*EXERCISE INSTRUCTIONS*:
From the entries below, copy every line where the string "name" appears.

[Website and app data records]
↓↓↓

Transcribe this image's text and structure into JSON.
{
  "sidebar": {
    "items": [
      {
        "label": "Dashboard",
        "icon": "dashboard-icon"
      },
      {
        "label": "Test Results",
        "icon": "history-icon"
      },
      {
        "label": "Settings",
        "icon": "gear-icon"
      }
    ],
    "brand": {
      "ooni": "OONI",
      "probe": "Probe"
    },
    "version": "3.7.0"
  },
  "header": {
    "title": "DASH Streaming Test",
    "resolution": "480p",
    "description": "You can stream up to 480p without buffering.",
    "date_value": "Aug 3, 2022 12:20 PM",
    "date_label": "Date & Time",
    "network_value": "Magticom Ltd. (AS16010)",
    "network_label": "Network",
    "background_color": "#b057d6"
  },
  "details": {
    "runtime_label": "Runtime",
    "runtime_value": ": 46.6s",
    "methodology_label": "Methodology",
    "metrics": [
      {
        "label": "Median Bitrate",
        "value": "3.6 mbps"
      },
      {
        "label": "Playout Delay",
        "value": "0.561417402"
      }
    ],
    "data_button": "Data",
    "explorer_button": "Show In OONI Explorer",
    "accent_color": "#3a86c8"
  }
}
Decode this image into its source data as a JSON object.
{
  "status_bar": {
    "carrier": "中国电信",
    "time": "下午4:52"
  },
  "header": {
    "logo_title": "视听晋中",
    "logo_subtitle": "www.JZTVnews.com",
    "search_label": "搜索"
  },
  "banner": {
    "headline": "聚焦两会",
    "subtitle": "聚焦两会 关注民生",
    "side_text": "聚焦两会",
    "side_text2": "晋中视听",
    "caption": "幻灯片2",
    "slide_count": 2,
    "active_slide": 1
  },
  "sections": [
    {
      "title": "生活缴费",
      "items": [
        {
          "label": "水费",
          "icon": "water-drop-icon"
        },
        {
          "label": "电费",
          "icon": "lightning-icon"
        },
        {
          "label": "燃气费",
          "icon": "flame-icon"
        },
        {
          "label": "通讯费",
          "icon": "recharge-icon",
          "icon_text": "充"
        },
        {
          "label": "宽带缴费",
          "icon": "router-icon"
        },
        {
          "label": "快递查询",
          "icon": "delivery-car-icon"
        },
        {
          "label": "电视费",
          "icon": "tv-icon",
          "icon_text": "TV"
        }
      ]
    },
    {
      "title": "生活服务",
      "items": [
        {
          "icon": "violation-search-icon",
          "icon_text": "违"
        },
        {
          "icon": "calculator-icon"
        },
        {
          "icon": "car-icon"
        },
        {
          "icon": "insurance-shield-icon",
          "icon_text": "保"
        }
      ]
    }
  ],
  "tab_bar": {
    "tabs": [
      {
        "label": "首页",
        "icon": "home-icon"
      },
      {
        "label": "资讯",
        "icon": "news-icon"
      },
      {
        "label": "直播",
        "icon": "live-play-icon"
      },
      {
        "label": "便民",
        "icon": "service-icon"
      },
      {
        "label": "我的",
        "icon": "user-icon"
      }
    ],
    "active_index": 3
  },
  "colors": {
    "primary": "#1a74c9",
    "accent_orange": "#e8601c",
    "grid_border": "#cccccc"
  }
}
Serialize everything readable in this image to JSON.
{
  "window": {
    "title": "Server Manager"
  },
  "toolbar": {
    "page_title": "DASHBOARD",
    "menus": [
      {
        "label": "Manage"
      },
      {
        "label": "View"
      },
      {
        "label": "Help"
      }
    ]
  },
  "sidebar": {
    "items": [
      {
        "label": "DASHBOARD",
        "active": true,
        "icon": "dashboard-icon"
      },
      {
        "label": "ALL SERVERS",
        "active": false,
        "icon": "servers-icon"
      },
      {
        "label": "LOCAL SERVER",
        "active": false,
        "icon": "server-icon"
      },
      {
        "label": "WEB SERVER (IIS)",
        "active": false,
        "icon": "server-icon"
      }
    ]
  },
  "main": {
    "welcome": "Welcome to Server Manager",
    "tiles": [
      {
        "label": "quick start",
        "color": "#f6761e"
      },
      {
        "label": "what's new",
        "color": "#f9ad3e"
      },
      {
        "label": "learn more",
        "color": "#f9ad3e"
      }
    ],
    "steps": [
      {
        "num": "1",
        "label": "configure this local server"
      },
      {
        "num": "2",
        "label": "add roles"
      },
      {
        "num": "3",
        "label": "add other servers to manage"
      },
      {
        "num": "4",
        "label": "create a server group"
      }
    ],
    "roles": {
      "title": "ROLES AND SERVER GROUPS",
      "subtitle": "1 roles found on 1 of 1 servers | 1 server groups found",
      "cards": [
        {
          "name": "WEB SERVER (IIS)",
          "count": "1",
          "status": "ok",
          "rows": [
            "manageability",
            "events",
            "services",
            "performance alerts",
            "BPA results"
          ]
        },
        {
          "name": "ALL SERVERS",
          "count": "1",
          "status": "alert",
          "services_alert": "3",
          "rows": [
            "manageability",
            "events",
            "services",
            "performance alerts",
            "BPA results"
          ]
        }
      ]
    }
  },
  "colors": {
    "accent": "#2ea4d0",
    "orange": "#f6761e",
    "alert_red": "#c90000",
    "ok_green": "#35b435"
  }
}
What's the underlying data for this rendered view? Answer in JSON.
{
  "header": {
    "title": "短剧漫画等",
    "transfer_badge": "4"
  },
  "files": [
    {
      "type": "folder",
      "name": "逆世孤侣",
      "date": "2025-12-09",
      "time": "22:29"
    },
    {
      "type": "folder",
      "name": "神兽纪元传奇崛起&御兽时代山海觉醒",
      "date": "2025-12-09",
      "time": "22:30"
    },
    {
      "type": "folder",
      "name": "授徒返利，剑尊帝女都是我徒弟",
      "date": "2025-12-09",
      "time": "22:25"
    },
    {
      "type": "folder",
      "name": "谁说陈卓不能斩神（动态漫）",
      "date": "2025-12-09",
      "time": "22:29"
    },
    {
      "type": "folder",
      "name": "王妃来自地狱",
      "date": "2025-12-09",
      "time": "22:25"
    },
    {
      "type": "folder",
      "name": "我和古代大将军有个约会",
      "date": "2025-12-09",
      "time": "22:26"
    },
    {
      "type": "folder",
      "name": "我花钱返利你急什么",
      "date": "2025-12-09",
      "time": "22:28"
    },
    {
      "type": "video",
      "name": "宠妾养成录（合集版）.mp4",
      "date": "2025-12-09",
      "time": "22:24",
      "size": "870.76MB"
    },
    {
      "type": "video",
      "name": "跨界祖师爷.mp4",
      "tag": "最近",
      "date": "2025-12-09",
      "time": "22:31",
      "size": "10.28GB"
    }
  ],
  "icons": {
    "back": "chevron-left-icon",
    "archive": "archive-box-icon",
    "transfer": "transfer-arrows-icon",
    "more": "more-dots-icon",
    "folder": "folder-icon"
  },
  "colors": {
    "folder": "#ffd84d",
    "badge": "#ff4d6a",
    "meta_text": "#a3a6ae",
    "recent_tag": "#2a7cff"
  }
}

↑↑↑

*WRITTEN REPLY*:
          "name": "WEB SERVER (IIS)",
          "name": "ALL SERVERS",
      "name": "逆世孤侣",
      "name": "神兽纪元传奇崛起&御兽时代山海觉醒",
      "name": "授徒返利，剑尊帝女都是我徒弟",
      "name": "谁说陈卓不能斩神（动态漫）",
      "name": "王妃来自地狱",
      "name": "我和古代大将军有个约会",
      "name": "我花钱返利你急什么",
      "name": "宠妾养成录（合集版）.mp4",
      "name": "跨界祖师爷.mp4",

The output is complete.